On March 18, 2018, Out at St. Paul, the Catholic LGBT ministry located at St. Paul the Apostle Church in New York City, will host a presentation entitled “Countertraditions to Adam and Eve: Relationships in the O.T.” From Out at St. Paul:
Join us after the 5:15 pm Mass for a lively conversation with Karina Hogan, Associate Professor of Theology at Fordham University and an expert in ancient Judaism. In discussions of how the Old Testament views sexuality, the Garden of Eden story (Genesis 2-3) is often the first passage that comes up. While some feminist scholars have argued that this myth is not necessarily to be read as an endorsement of patriarchy, it is hard to read it as anything other than heteronormative.

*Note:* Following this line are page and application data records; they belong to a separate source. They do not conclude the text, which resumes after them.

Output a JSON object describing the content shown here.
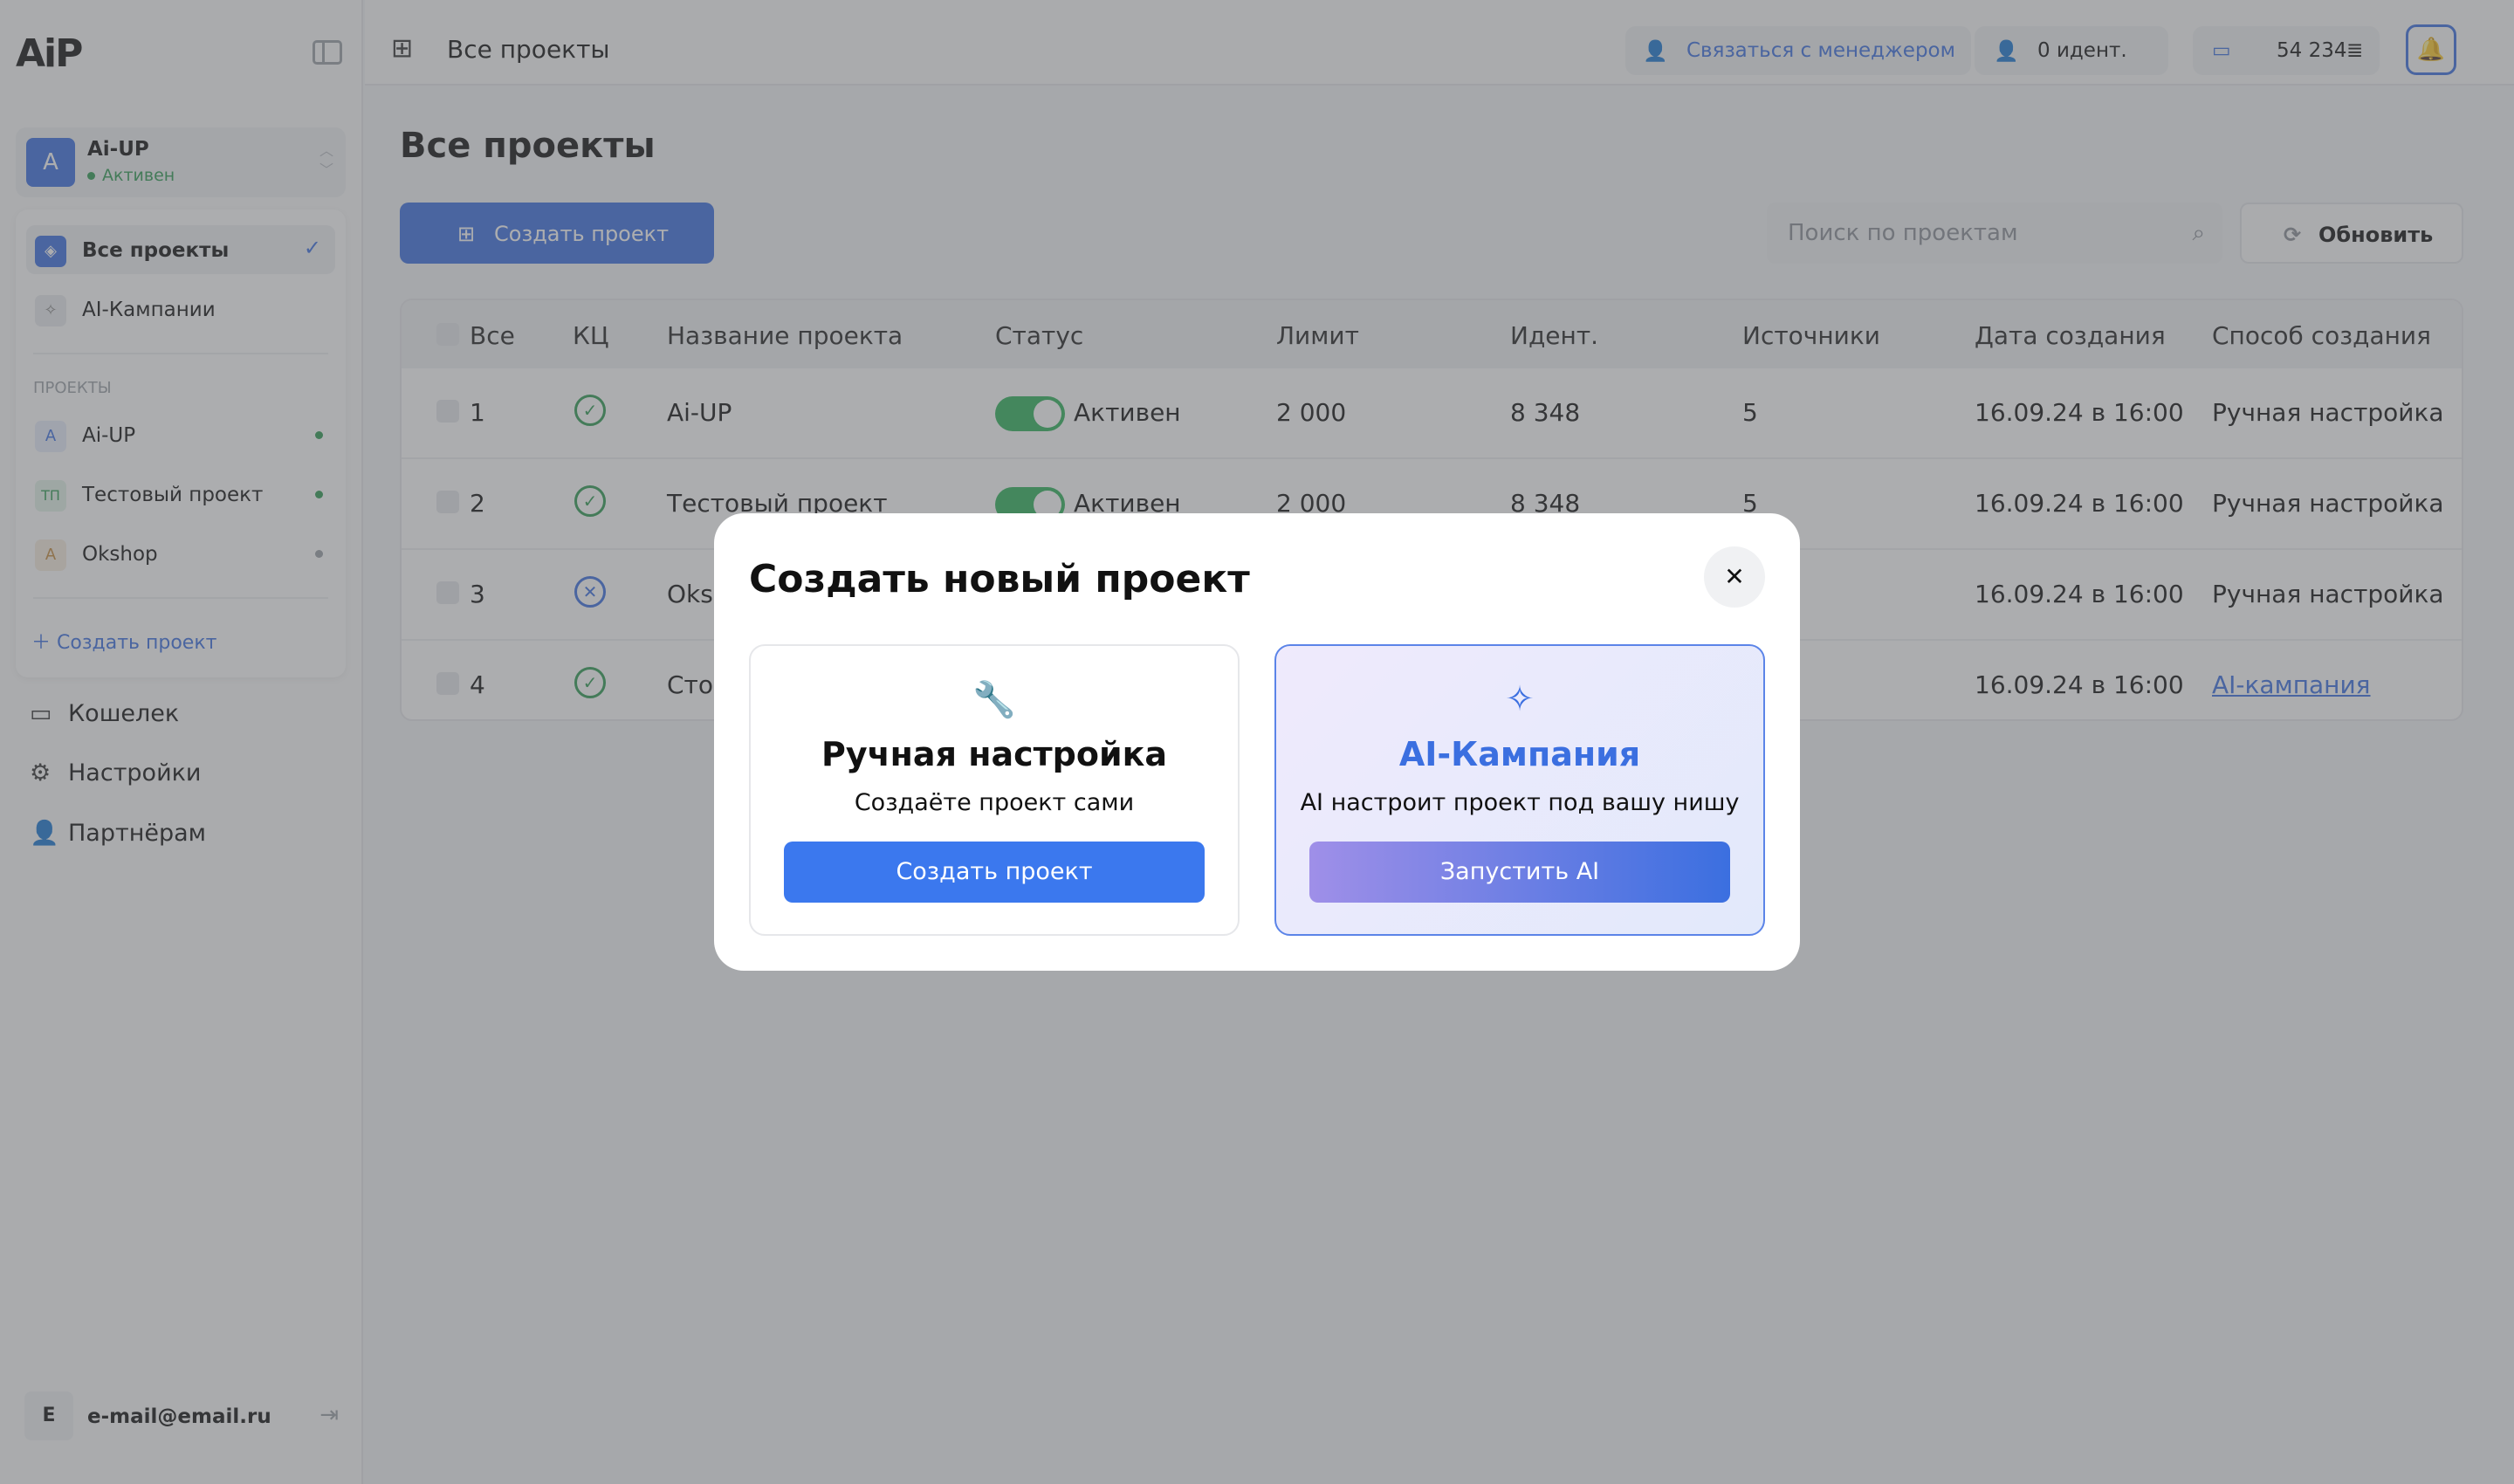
{
  "app": {
    "logo_text": "AiP"
  },
  "workspace": {
    "avatar_letter": "A",
    "name": "Ai-UP",
    "status": "Активен"
  },
  "nav": {
    "all_projects": "Все проекты",
    "ai_campaigns": "AI-Кампании",
    "section_label": "ПРОЕКТЫ",
    "projects": [
      {
        "avatar": "A",
        "name": "Ai-UP",
        "dot_color": "#2e9b52",
        "avatar_bg": "#e7ecfb",
        "avatar_fg": "#3b6fe0"
      },
      {
        "avatar": "ТП",
        "name": "Тестовый проект",
        "dot_color": "#2e9b52",
        "avatar_bg": "#e3f3e8",
        "avatar_fg": "#2e9b52"
      },
      {
        "avatar": "A",
        "name": "Okshop",
        "dot_color": "#9aa0a6",
        "avatar_bg": "#f6ecdf",
        "avatar_fg": "#c48a3c"
      }
    ],
    "create_project": "Создать проект"
  },
  "side_links": {
    "wallet": "Кошелек",
    "settings": "Настройки",
    "partners": "Партнёрам"
  },
  "user": {
    "avatar_letter": "E",
    "email": "e-mail@email.ru"
  },
  "header": {
    "breadcrumb": "Все проекты",
    "contact_manager": "Связаться с менеджером",
    "identifications": "0 идент.",
    "balance": "54 234"
  },
  "main": {
    "title": "Все проекты",
    "create_button": "Создать проект",
    "search_placeholder": "Поиск по проектам",
    "refresh_button": "Обновить"
  },
  "table": {
    "headers": [
      "Все",
      "КЦ",
      "Название проекта",
      "Статус",
      "Лимит",
      "Идент.",
      "Источники",
      "Дата создания",
      "Способ создания"
    ],
    "rows": [
      {
        "num": "1",
        "kc": "ok",
        "name": "Ai-UP",
        "status": "Активен",
        "limit": "2 000",
        "ident": "8 348",
        "sources": "5",
        "date": "16.09.24 в 16:00",
        "method": "Ручная настройка"
      },
      {
        "num": "2",
        "kc": "ok",
        "name": "Тестовый проект",
        "status": "Активен",
        "limit": "2 000",
        "ident": "8 348",
        "sources": "5",
        "date": "16.09.24 в 16:00",
        "method": "Ручная настройка"
      },
      {
        "num": "3",
        "kc": "off",
        "name": "Oksh",
        "date": "16.09.24 в 16:00",
        "method": "Ручная настройка"
      },
      {
        "num": "4",
        "kc": "ok",
        "name": "Стог",
        "date": "16.09.24 в 16:00",
        "method": "AI-кампания"
      }
    ]
  },
  "modal": {
    "title": "Создать новый проект",
    "manual": {
      "title": "Ручная настройка",
      "subtitle": "Создаёте проект сами",
      "button": "Создать проект"
    },
    "ai": {
      "title": "AI-Кампания",
      "subtitle": "AI настроит проект под вашу нишу",
      "button": "Запустить AI"
    }
  },
  "colors": {
    "accent": "#3b6fe0",
    "success": "#2e9b52"
  }
}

This presentation looks at other Old Testament texts that can be read as “countertraditions” that challenge the idea that heterosexual marriage is the only divinely sanctioned solution to the problem that “it is not good for the human to be alone” (Gen 2:18).
Karina Martin Hogan is also a faculty member of Fordham’s “Women, Gender, and Sexuality Studies.” The department funds the annual Fordham production of “The Vagina Monologues.” In 2014, Hogan offered her opinion to “The Observer,” the official student newspaper of Fordham University, concerning the firing of same-sex married individuals from Catholic institutions. According to the article:
…Hogan questions the general procreative arguments used by Catholics, and other religions, in regards to same-sex marriage.
“Does that mean that marriages that aren’t blessed with children, marriages that are infertile or people marrying when they are too old to have children or any other reason, does that make them any less valid as marriages if they marry in the Catholic Church?” she posited.
Hogan also pointed out that many gay couples marry because they want to have children, whether through adoption, surrogacy or other forms of procreation without the children being biological offspring of both parents.
“So I don’t think procreation works either way for defining marriage,” she said. “In fact, to get biblical for a minute,” Hogan continued, “the story in Genesis 2 that explains why people get married… doesn’t actually say anything about procreation.” Instead, Hogan clarified that Adam and Eve become one flesh, and while it “seems to be implying sex, it never says ‘and then they will have lots of babies.’”
In 2017, Hogan signed a “Statement by Feminist Scholars,” which declared, among other things, that: “We must protect reproductive justice…”
Also, in 2017, Out at St. Paul promoted an Atlanta theatrical production featuring “gay versions” of Bible stories.
Themes of “queer theology” have been incorporated into several Catholic LGBT ministries, namely at St. Paul the Apostle Church in New York City, St. Cecilia’s Rainbow Ministry in Boston and at St. Patrick – St. Anthony Church in Hartford, Connecticut; in addition, the well-know Jesuit James Martin, who is a frequent speaker at Out at St. Paul, has tacitly promoted certain aspects of “queer theology.”
Cardinal Timothy Dolan
This is the shallowest, flimsiest interpretation of a gay genesis these people could make. And if most feminists were serious about defending female interests, they would demand to make surrogacy illegal, as the embryo carrier is in a very vulnerable position usually. They don’t because plenty of rich old women want biological children, as well as the occasional gay couple like Elton John’s.
The truth is that human life is born from male and female as even the most “advanced” surrogacy experiments show, you always need male and female cells to make an embryo, as well a female uterus to carry it; you can’t get any more adam and eve than basic reproductive biology. To pretend otherwise is to erase a parent (or two in case of gay surrogacy, where egg donor and carrier are required not to be the same woman). Parents may not be perfect and sometimes they are terrible, but even so they are part of us; denying a child this knowledge is abuse. It is a really sad situation.